We will continue to alert our membership of developments.
Texas telecommunications companies seek federal E-Rate rule changes
Texas telecommunications companies push for changes in the E-rate program is moving forward at the Federal Communications Commission.
Central Texas Telephone Cooperative, Peoples Telephone Cooperative and Totelcom Communications filed a
on May 22 with the FCC to urge the commission to initiate a rulemaking proceeding to consider change the E-rate program competitive bidding requirements to include safeguards that discourage overbuilding of existing federally supported fiber networks.
The Texas companies expressed concern about the use of E-Rate funds to overbuild existing networks that have been constructed using other universal service or government funds and proposed several rule changes.
Initial comments of support were filed this month by numerous local phone companies in Texas, Arizona, Georgia, South Carolina and Michigan. In addition, several industry associations supported the petition, including the Oregon Telecommunications Association, Washington Independent Telecommunications Association, NTCA, USTelecom and WTA – Advocates for Rural Broadband. Supporting comments generally provided additional examples of overbuilding and the challenges of small rural carriers in bidding on requests for proposals covering large regions. NTCA’s comments also repeated concerns raised during the E-rate modernization proceedings in 2014 and called for steps to be taken to bring the federal universal service fund’s high-cost program and the E-rate program into harmony with each other.
Some opponents to the rule changes include several E-rate consortia, consulting firms, education and technology associations that argue the changes would harm competition, create higher prices for affected schools and add a lengthy challenge and negotiation process to an already lengthy E-rate funding process. Opponents said the existing rules are working well and there is insufficient evidence to support rule changes. In addition, some of the opposing comments filed, such as those filed by Education Superhighway, charge the petitioners with “submitting bureaucratic proposals to Washington instead of submitting bids.”
Any Texas company planning visits to Washington D.C. should consider adding this issue to their agenda for discussion with staff.
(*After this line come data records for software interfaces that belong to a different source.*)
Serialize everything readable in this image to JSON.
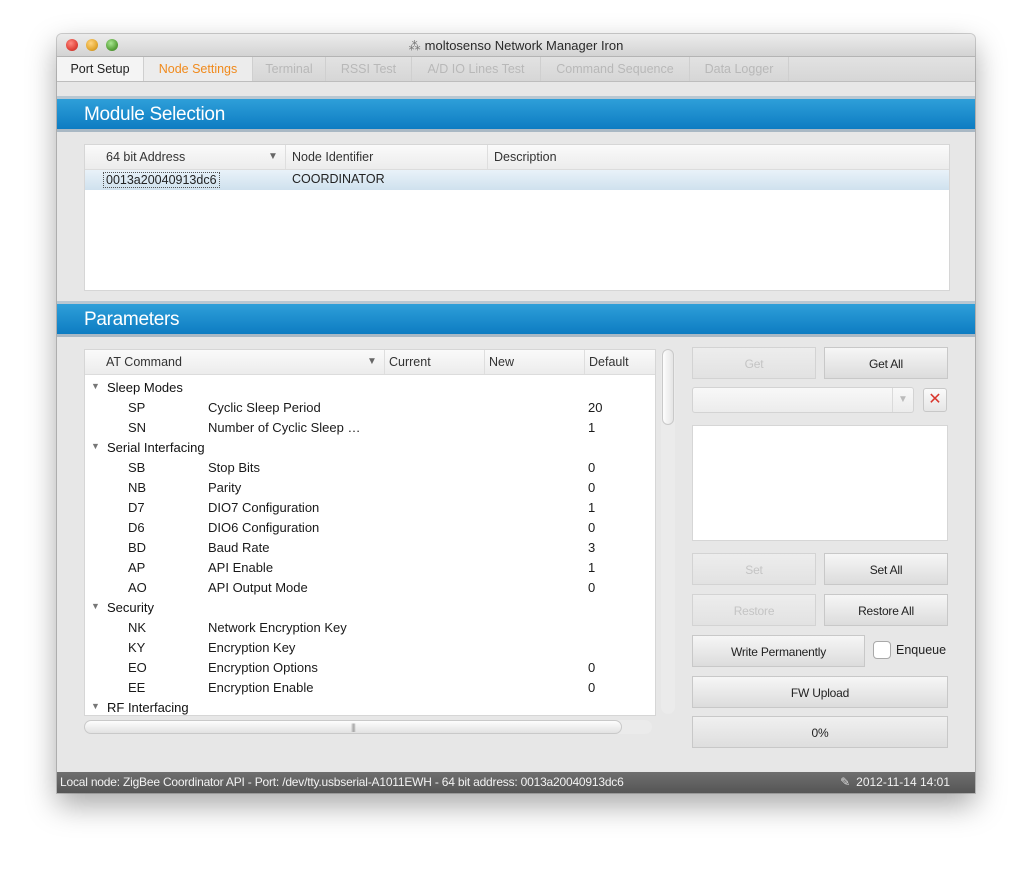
{
  "window": {
    "title": "moltosenso Network Manager Iron",
    "app_icon": "network-icon"
  },
  "tabs": [
    {
      "label": "Port Setup"
    },
    {
      "label": "Node Settings"
    },
    {
      "label": "Terminal"
    },
    {
      "label": "RSSI Test"
    },
    {
      "label": "A/D IO Lines Test"
    },
    {
      "label": "Command Sequence"
    },
    {
      "label": "Data Logger"
    }
  ],
  "module_selection": {
    "title": "Module Selection",
    "columns": [
      "64 bit Address",
      "Node Identifier",
      "Description"
    ],
    "rows": [
      {
        "address": "0013a20040913dc6",
        "node_identifier": "COORDINATOR",
        "description": ""
      }
    ]
  },
  "parameters": {
    "title": "Parameters",
    "columns": [
      "AT Command",
      "Current",
      "New",
      "Default"
    ],
    "rows": [
      {
        "group": "Sleep Modes"
      },
      {
        "cmd": "SP",
        "name": "Cyclic Sleep Period",
        "default": "20"
      },
      {
        "cmd": "SN",
        "name": "Number of Cyclic Sleep …",
        "default": "1"
      },
      {
        "group": "Serial Interfacing"
      },
      {
        "cmd": "SB",
        "name": "Stop Bits",
        "default": "0"
      },
      {
        "cmd": "NB",
        "name": "Parity",
        "default": "0"
      },
      {
        "cmd": "D7",
        "name": "DIO7 Configuration",
        "default": "1"
      },
      {
        "cmd": "D6",
        "name": "DIO6 Configuration",
        "default": "0"
      },
      {
        "cmd": "BD",
        "name": "Baud Rate",
        "default": "3"
      },
      {
        "cmd": "AP",
        "name": "API Enable",
        "default": "1"
      },
      {
        "cmd": "AO",
        "name": "API Output Mode",
        "default": "0"
      },
      {
        "group": "Security"
      },
      {
        "cmd": "NK",
        "name": "Network Encryption Key",
        "default": ""
      },
      {
        "cmd": "KY",
        "name": "Encryption Key",
        "default": ""
      },
      {
        "cmd": "EO",
        "name": "Encryption Options",
        "default": "0"
      },
      {
        "cmd": "EE",
        "name": "Encryption Enable",
        "default": "0"
      },
      {
        "group": "RF Interfacing"
      }
    ]
  },
  "actions": {
    "get": "Get",
    "get_all": "Get All",
    "set": "Set",
    "set_all": "Set All",
    "restore": "Restore",
    "restore_all": "Restore All",
    "write_permanently": "Write Permanently",
    "enqueue": "Enqueue",
    "fw_upload": "FW Upload",
    "progress": "0%",
    "progress_value": 0
  },
  "status": {
    "left": "Local node: ZigBee Coordinator API - Port: /dev/tty.usbserial-A1011EWH - 64 bit address: 0013a20040913dc6",
    "datetime": "2012-11-14 14:01",
    "pin_icon": "pin-icon"
  },
  "colors": {
    "accent": "#0d7cc2",
    "active_tab": "#f08a1c",
    "clear": "#d9362d"
  }
}
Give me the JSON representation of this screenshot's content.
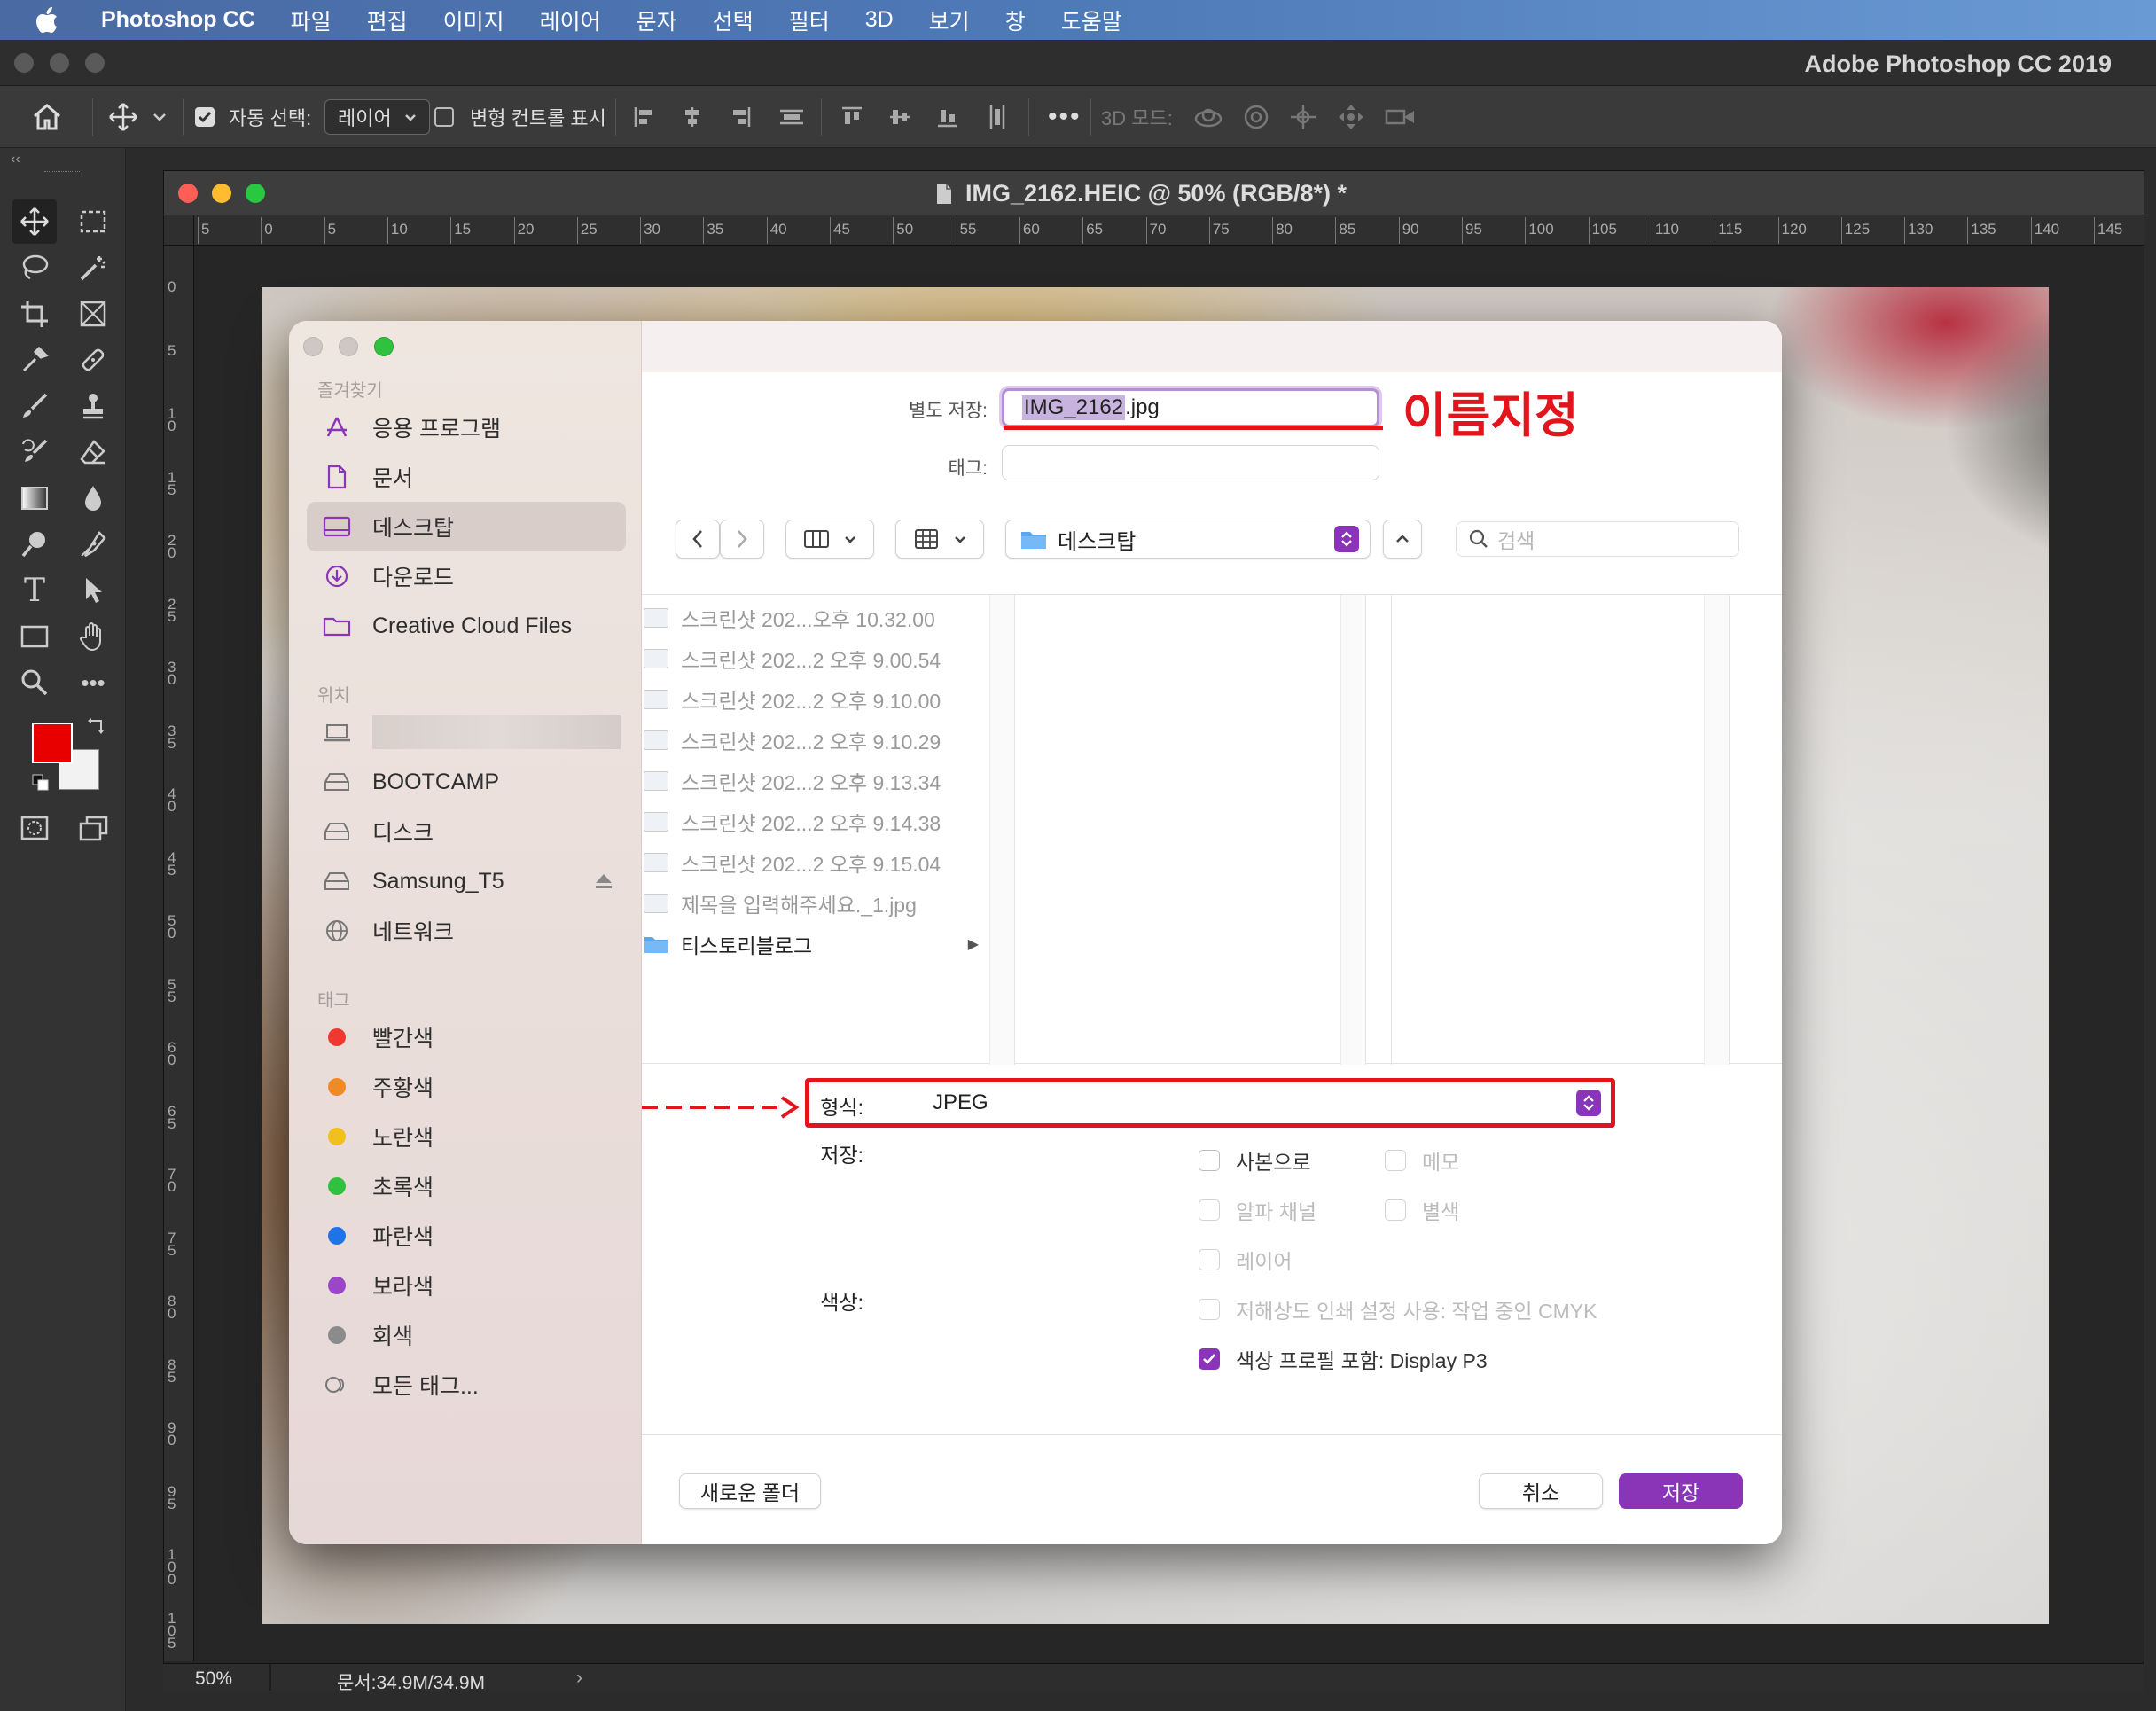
{
  "menubar": {
    "app_name": "Photoshop CC",
    "items": [
      "파일",
      "편집",
      "이미지",
      "레이어",
      "문자",
      "선택",
      "필터",
      "3D",
      "보기",
      "창",
      "도움말"
    ]
  },
  "window_title": "Adobe Photoshop CC 2019",
  "options_bar": {
    "auto_select_label": "자동 선택:",
    "auto_select_value": "레이어",
    "transform_label": "변형 컨트롤 표시",
    "mode_3d_label": "3D 모드:"
  },
  "colors": {
    "foreground": "#e80000",
    "background": "#f2f2f2",
    "accent": "#8a35b7",
    "annotation": "#e3141b"
  },
  "document": {
    "title": "IMG_2162.HEIC @ 50% (RGB/8*) *",
    "zoom": "50%",
    "doc_size": "문서:34.9M/34.9M",
    "ruler_h": [
      "5",
      "0",
      "5",
      "10",
      "15",
      "20",
      "25",
      "30",
      "35",
      "40",
      "45",
      "50",
      "55",
      "60",
      "65",
      "70",
      "75",
      "80",
      "85",
      "90",
      "95",
      "100",
      "105",
      "110",
      "115",
      "120",
      "125",
      "130",
      "135",
      "140",
      "145"
    ],
    "ruler_v": [
      "0",
      "5",
      "1 0",
      "1 5",
      "2 0",
      "2 5",
      "3 0",
      "3 5",
      "4 0",
      "4 5",
      "5 0",
      "5 5",
      "6 0",
      "6 5",
      "7 0",
      "7 5",
      "8 0",
      "8 5",
      "9 0",
      "9 5",
      "1 0 0",
      "1 0 5"
    ]
  },
  "dialog": {
    "sidebar": {
      "favorites_header": "즐겨찾기",
      "favorites": [
        {
          "label": "응용 프로그램",
          "icon": "apps-icon"
        },
        {
          "label": "문서",
          "icon": "document-icon"
        },
        {
          "label": "데스크탑",
          "icon": "desktop-icon",
          "selected": true
        },
        {
          "label": "다운로드",
          "icon": "download-icon"
        },
        {
          "label": "Creative Cloud Files",
          "icon": "folder-icon"
        }
      ],
      "locations_header": "위치",
      "locations": [
        {
          "label": "BOOTCAMP",
          "icon": "drive-icon"
        },
        {
          "label": "디스크",
          "icon": "drive-icon"
        },
        {
          "label": "Samsung_T5",
          "icon": "drive-icon"
        },
        {
          "label": "네트워크",
          "icon": "network-icon"
        }
      ],
      "tags_header": "태그",
      "tags": [
        {
          "label": "빨간색",
          "color": "#f0382f"
        },
        {
          "label": "주황색",
          "color": "#f08a25"
        },
        {
          "label": "노란색",
          "color": "#f2c01d"
        },
        {
          "label": "초록색",
          "color": "#2ec23f"
        },
        {
          "label": "파란색",
          "color": "#1e73e8"
        },
        {
          "label": "보라색",
          "color": "#9b45c9"
        },
        {
          "label": "회색",
          "color": "#8b8b8b"
        }
      ],
      "all_tags": "모든 태그..."
    },
    "save_as_label": "별도 저장:",
    "filename": "IMG_2162.jpg",
    "filename_selected": "IMG_2162",
    "filename_ext": ".jpg",
    "tags_label": "태그:",
    "annotation": "이름지정",
    "location": "데스크탑",
    "search_placeholder": "검색",
    "files": [
      {
        "name": "스크린샷 202...오후 10.32.00",
        "dir": false
      },
      {
        "name": "스크린샷 202...2 오후 9.00.54",
        "dir": false
      },
      {
        "name": "스크린샷 202...2 오후 9.10.00",
        "dir": false
      },
      {
        "name": "스크린샷 202...2 오후 9.10.29",
        "dir": false
      },
      {
        "name": "스크린샷 202...2 오후 9.13.34",
        "dir": false
      },
      {
        "name": "스크린샷 202...2 오후 9.14.38",
        "dir": false
      },
      {
        "name": "스크린샷 202...2 오후 9.15.04",
        "dir": false
      },
      {
        "name": "제목을 입력해주세요._1.jpg",
        "dir": false
      },
      {
        "name": "티스토리블로그",
        "dir": true
      }
    ],
    "format_label": "형식:",
    "format_value": "JPEG",
    "save_label": "저장:",
    "save_options": [
      {
        "label": "사본으로",
        "enabled": true,
        "checked": false
      },
      {
        "label": "메모",
        "enabled": false,
        "checked": false
      },
      {
        "label": "알파 채널",
        "enabled": false,
        "checked": false
      },
      {
        "label": "별색",
        "enabled": false,
        "checked": false
      },
      {
        "label": "레이어",
        "enabled": false,
        "checked": false
      }
    ],
    "color_label": "색상:",
    "color_options": [
      {
        "label": "저해상도 인쇄 설정 사용: 작업 중인 CMYK",
        "enabled": false,
        "checked": false
      },
      {
        "label": "색상 프로필 포함: Display P3",
        "enabled": true,
        "checked": true
      }
    ],
    "new_folder": "새로운 폴더",
    "cancel": "취소",
    "save": "저장"
  }
}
FCC Chairman Ajit Pai and Commissioner Michael O’Rielly have vocally opposed the E-rate Modernization efforts enacted in 2014. Commissioner O’Rielly, in particular, has continually criticized Universal Service Administrative Company’s processes for evaluating special construction funding requests as well as the use of E-rate funds to overbuild networks funded by high-cost support.
We will continue to monitor this important issue.
FCC provides more insight into broadband testing
The FCC published a
in the Federal Register on June 7 on broadband speed and latency testing and reporting requirements. The FCC in May delayed the requirement for carriers to implement broadband testing during the third quarter of 2019 until the first quarter of 2020 while the FCC works on some of the outstanding technical aspects of how testing will be implemented.
One of those technical issues to be addressed was how locations would be randomly selected by Universal Service Administrative Company for carriers to test for speed and latency compliance. The FCC’s notice indicated carriers will be required to identify the locations where they have an active subscriber and the USAC will then select a random sample from which the carrier will be required to perform broadband testing.
We will continue to monitor developments related to broadband testing and will alert our members of any significant new developments.